Another aspect of the complaint is that the Big Five have a guaranteed seat on the F1’s strategy group along with the next highest scoring team of that year (which is currently Force India). The strategy group, which also includes Formula One Management and the F1 regulator Fédération Internationale de l’Automobile, makes key decisions on technology, regulation and car design. The complaint alleges that these decisions are made in the interests of the Big Five and that the strategy group provides the Big Five with advance access to technological developments.
In competition terms, the complaint alleges that these practices are “unfair and unlawful" and result from the Formula One Group’s dominant position in the F1 market and its failure to uphold its “special responsibility” as a monopolist. In addition, the complaint states that the bilateral agreements with the Big Five constitute restrictive business practices. There are, however, no cartel allegations in the complaint.

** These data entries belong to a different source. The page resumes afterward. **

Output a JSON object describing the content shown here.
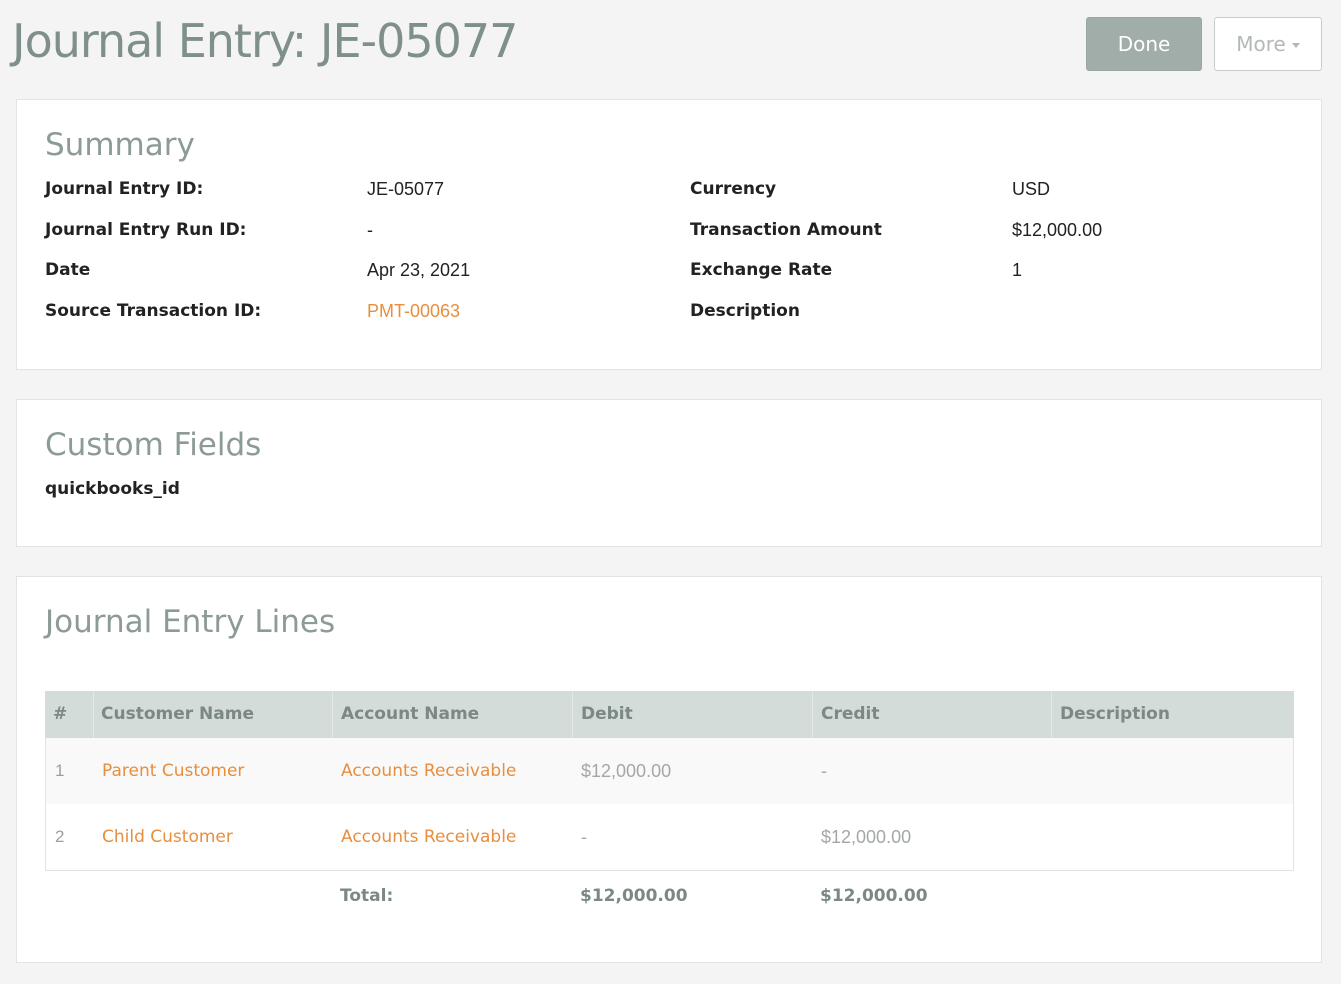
{
  "page": {
    "title": "Journal Entry: JE-05077",
    "done_label": "Done",
    "more_label": "More"
  },
  "summary": {
    "title": "Summary",
    "left": [
      {
        "label": "Journal Entry ID:",
        "value": "JE-05077"
      },
      {
        "label": "Journal Entry Run ID:",
        "value": "-"
      },
      {
        "label": "Date",
        "value": "Apr 23, 2021"
      },
      {
        "label": "Source Transaction ID:",
        "value": "PMT-00063"
      }
    ],
    "right": [
      {
        "label": "Currency",
        "value": "USD"
      },
      {
        "label": "Transaction Amount",
        "value": "$12,000.00"
      },
      {
        "label": "Exchange Rate",
        "value": "1"
      },
      {
        "label": "Description",
        "value": ""
      }
    ]
  },
  "custom_fields": {
    "title": "Custom Fields",
    "fields": [
      {
        "label": "quickbooks_id",
        "value": ""
      }
    ]
  },
  "lines": {
    "title": "Journal Entry Lines",
    "columns": [
      "#",
      "Customer Name",
      "Account Name",
      "Debit",
      "Credit",
      "Description"
    ],
    "rows": [
      {
        "num": "1",
        "customer": "Parent Customer",
        "account": "Accounts Receivable",
        "debit": "$12,000.00",
        "credit": "-",
        "description": ""
      },
      {
        "num": "2",
        "customer": "Child Customer",
        "account": "Accounts Receivable",
        "debit": "-",
        "credit": "$12,000.00",
        "description": ""
      }
    ],
    "total": {
      "label": "Total:",
      "debit": "$12,000.00",
      "credit": "$12,000.00"
    }
  },
  "colors": {
    "link": "#e88e3d",
    "header_bg": "#d3dcd8",
    "done_bg": "#a1ada9"
  }
}
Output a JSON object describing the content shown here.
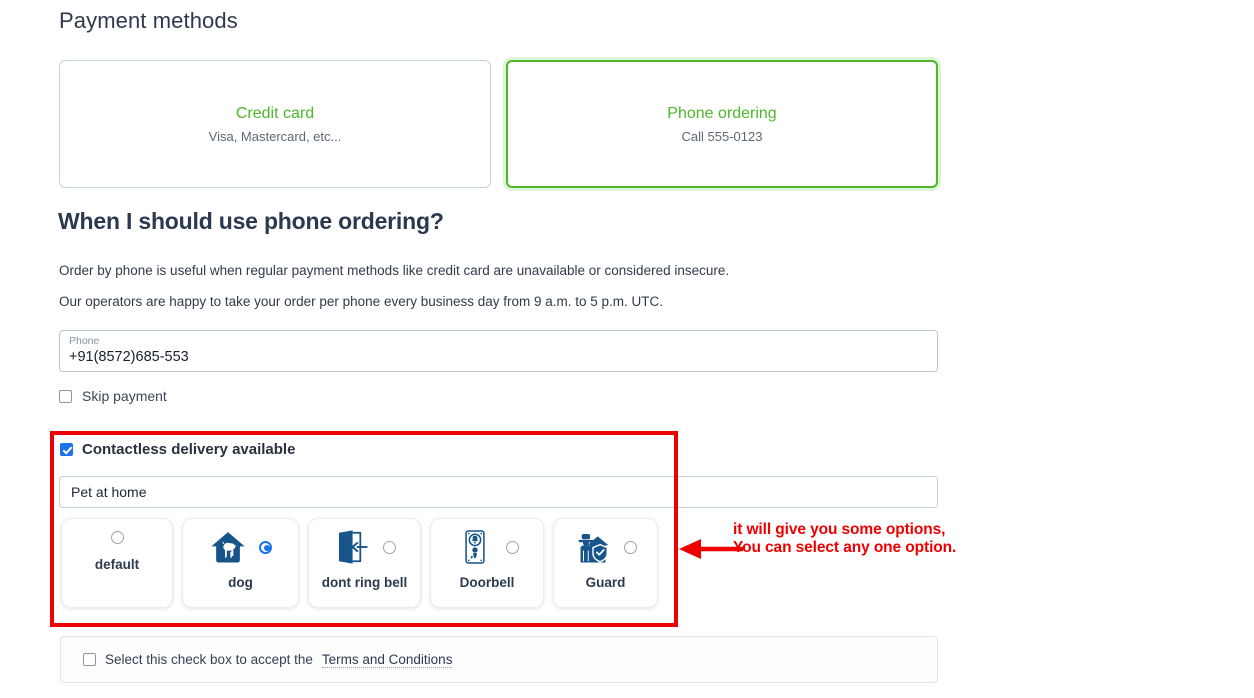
{
  "page_title": "Payment methods",
  "accent_green": "#4cb82a",
  "accent_blue": "#1a73e8",
  "annotation_red": "#ee0000",
  "payment_methods": [
    {
      "title": "Credit card",
      "subtitle": "Visa, Mastercard, etc...",
      "selected": false
    },
    {
      "title": "Phone ordering",
      "subtitle": "Call 555-0123",
      "selected": true
    }
  ],
  "section": {
    "heading": "When I should use phone ordering?",
    "paragraph_1": "Order by phone is useful when regular payment methods like credit card are unavailable or considered insecure.",
    "paragraph_2": "Our operators are happy to take your order per phone every business day from 9 a.m. to 5 p.m. UTC."
  },
  "phone_field": {
    "label": "Phone",
    "value": "+91(8572)685-553"
  },
  "skip_payment": {
    "label": "Skip payment",
    "checked": false
  },
  "contactless": {
    "label": "Contactless delivery available",
    "checked": true
  },
  "pet_field": {
    "value": "Pet at home"
  },
  "delivery_options": [
    {
      "label": "default",
      "icon": "none",
      "selected": false
    },
    {
      "label": "dog",
      "icon": "dog-house-icon",
      "selected": true
    },
    {
      "label": "dont ring bell",
      "icon": "door-enter-icon",
      "selected": false
    },
    {
      "label": "Doorbell",
      "icon": "doorbell-icon",
      "selected": false
    },
    {
      "label": "Guard",
      "icon": "guard-shield-icon",
      "selected": false
    }
  ],
  "annotation": {
    "line_1": "it will give you some options,",
    "line_2": "You can select any one option.",
    "arrow": "left-arrow-icon"
  },
  "terms": {
    "text": "Select this check box to accept the",
    "link": "Terms and Conditions",
    "checked": false
  }
}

The complaint should be no surprise to the industry: two smaller UK-based F1 teams, Caterham and Marussia, were forced into administration last year due to financial difficulties and Anneliese Dodds, a UK MEP, wrote to the European Commissioner in July raising similar issues. Now that a formal complaint has been submitted, the European Commissioner must decide whether the case merits a full investigation. This may hinder the plans of CVC, the Formula One Group's controlling shareholder, to float F1 on the stock exchange or sell its stake to an interested US-Qatari buyer.